    by squiggleslash ( 241428 ) on Saturday March 31, 2012 @10:24PM (#39538261) Homepage Journal

    First of all, it's not over.

    Second: pretty much the vast majority of legal experts said that it seemed unlikely the bill was unconstitutional. That's was reflected in the bulk of media reporting.

    Third: Chris Matthews spent the entire Clinton Presidency slamming him, and voted for Bush in 2000 and 2004. While rightists may have convinced themselves he's liberal because of his vote for Obama in 2008 - who, remember, stood as a post partisan figure, and who indeed has a bi-partisan cabinet - doesn't make him representive of any "liberal agenda".

    Finally, Fox lies, almost constantly, and pushes the agenda that it alone is a speaker of truth with the rest of the media being against it and lying. That's why, for example, you saw it pushing the "Zimmerman really did kill Martin in self defense, because, uh, he says so! Yeah! And Martin was clearly suspicious what with him being black in a mixed race neighborhood and stuff!" crap last week. It wasn't that Fox is racist per-se, it's that as the rest of the media was reporting a particular story, it felt it had to posit a contrarian point of view, to advance the idea the rest of the media was always lying.

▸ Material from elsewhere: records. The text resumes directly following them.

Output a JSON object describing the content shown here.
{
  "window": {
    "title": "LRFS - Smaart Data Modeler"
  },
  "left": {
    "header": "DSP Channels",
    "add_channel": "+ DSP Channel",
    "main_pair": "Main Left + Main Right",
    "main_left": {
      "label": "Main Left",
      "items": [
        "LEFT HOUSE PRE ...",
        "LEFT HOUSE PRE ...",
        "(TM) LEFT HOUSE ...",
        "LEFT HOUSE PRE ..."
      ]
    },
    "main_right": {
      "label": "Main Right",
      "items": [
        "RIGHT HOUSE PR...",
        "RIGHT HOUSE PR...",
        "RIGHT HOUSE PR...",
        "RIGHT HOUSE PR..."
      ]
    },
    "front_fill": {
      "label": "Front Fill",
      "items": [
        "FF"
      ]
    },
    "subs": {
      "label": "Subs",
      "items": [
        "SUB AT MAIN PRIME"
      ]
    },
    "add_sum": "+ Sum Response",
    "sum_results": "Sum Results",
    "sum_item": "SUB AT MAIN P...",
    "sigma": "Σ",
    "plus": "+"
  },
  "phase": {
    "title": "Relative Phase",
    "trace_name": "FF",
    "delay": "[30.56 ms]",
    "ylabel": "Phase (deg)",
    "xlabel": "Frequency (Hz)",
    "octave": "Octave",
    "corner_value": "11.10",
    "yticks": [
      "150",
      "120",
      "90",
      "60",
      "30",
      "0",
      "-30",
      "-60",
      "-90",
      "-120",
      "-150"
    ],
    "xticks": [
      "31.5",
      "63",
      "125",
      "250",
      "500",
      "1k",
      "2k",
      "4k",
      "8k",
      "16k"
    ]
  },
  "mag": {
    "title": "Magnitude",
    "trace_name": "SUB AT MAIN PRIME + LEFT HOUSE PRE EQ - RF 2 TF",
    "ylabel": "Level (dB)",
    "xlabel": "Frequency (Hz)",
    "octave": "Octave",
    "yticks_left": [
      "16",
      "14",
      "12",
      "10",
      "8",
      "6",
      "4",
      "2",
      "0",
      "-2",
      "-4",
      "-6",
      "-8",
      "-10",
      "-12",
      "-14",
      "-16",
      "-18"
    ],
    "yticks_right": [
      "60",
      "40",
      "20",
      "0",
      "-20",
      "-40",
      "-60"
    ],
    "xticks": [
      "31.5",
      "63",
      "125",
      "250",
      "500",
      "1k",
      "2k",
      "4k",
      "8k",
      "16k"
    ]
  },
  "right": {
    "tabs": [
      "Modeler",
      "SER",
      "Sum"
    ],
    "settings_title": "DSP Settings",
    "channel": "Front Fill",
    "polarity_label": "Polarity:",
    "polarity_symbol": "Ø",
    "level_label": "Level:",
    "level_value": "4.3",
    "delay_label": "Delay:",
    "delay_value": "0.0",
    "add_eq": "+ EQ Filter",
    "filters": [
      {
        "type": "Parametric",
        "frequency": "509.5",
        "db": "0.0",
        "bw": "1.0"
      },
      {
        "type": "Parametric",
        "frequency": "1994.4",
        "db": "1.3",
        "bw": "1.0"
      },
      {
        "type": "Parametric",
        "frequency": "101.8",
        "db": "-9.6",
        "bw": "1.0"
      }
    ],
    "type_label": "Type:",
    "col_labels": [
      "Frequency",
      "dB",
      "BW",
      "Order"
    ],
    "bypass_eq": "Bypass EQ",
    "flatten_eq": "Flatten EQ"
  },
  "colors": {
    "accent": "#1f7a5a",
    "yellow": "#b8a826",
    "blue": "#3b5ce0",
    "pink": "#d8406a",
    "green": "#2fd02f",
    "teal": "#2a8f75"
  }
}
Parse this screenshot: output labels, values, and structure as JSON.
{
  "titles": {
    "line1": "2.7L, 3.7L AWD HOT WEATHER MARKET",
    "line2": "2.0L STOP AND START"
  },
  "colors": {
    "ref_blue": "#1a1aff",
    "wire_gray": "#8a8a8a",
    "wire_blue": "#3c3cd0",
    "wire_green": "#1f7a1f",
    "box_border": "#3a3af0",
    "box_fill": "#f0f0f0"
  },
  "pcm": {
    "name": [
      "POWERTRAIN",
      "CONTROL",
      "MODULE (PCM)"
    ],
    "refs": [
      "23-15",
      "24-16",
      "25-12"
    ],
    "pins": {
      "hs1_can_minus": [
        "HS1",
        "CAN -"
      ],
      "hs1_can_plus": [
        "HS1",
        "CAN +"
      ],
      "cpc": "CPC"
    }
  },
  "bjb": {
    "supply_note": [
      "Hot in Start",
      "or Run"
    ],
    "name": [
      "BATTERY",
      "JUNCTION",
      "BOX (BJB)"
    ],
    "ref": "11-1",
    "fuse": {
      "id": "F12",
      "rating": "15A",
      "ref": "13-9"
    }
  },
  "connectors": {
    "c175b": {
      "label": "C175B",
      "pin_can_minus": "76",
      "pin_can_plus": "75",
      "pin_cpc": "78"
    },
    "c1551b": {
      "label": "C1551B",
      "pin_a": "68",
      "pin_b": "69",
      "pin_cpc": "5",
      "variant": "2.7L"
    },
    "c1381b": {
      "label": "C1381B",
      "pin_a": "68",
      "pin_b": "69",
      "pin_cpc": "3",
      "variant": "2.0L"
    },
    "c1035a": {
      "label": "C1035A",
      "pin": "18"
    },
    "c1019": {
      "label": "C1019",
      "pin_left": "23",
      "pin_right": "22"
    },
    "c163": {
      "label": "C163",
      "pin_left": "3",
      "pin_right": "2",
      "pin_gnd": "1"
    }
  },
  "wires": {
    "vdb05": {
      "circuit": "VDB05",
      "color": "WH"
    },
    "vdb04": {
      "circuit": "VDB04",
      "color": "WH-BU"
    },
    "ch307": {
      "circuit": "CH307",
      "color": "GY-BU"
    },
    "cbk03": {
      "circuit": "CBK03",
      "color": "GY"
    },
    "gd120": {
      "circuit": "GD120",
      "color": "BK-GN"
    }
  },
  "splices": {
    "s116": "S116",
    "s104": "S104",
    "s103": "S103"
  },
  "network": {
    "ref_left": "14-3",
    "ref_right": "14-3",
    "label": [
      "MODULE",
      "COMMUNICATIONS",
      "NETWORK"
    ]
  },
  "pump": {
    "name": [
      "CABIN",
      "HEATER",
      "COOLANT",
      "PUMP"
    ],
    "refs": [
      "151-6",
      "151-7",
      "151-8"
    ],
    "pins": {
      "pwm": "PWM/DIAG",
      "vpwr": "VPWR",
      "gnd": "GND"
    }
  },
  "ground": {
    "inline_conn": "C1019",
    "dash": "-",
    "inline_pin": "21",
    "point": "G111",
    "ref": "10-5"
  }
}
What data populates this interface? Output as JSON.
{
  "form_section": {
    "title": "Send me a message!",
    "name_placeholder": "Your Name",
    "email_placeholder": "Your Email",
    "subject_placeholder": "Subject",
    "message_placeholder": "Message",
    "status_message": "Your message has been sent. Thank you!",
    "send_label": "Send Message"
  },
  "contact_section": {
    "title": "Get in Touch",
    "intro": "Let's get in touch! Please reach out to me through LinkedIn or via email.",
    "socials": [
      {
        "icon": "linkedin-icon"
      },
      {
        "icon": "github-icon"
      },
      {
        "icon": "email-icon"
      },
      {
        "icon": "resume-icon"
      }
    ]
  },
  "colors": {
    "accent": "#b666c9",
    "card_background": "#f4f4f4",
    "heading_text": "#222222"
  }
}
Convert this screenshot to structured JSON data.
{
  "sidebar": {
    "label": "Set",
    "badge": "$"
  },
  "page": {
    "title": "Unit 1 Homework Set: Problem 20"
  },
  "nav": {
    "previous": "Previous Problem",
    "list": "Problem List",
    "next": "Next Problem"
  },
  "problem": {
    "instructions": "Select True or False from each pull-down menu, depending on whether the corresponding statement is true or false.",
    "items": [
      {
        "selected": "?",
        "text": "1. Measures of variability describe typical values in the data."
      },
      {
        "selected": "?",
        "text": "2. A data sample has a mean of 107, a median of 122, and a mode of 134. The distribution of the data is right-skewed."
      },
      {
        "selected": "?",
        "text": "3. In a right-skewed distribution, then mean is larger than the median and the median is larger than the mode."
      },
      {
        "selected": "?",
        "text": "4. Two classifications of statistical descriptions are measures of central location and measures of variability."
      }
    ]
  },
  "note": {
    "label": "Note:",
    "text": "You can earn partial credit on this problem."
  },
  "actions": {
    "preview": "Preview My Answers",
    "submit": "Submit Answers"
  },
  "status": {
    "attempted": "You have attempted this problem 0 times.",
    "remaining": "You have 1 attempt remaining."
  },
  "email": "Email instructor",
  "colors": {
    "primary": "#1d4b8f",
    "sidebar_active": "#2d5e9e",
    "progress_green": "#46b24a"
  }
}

    Just because Fox might tell you what you want to hear doesn't mean you should trust it. You're being lied to.

  • Re:Arianna (Score:4, Insightful)

    by MaskedSlacker ( 911878 ) on Sunday April 01, 2012 @12:43AM (#39538749)

    Though personally I still think that news are supposed to be neutral, and that the whole idea that a news outfit can have a political slant is a perversion, regardless of the direction

    Historically speaking, you're completely wrong. Bias has been the norm since the invention of the printing press (and with it, newspapers). The idea that newspapers/stations/sites should be neutral is an aberration that was born, and died, in the 20th Century as a result of the sudden scarcity of preferred news media outlets (specifically television/radio licenses in the early decades following the invention of those technologies). Now that scarcity is once again no longer an issue (as it wasn't when print rags were the only option--and note that neutrality was never common in print rags except for the handful of 'national standard' papers), neutrality is no longer valued.

"Remember, extremism in the nondefense of moderation is not a virtue." -- Peter Neumann, about usenet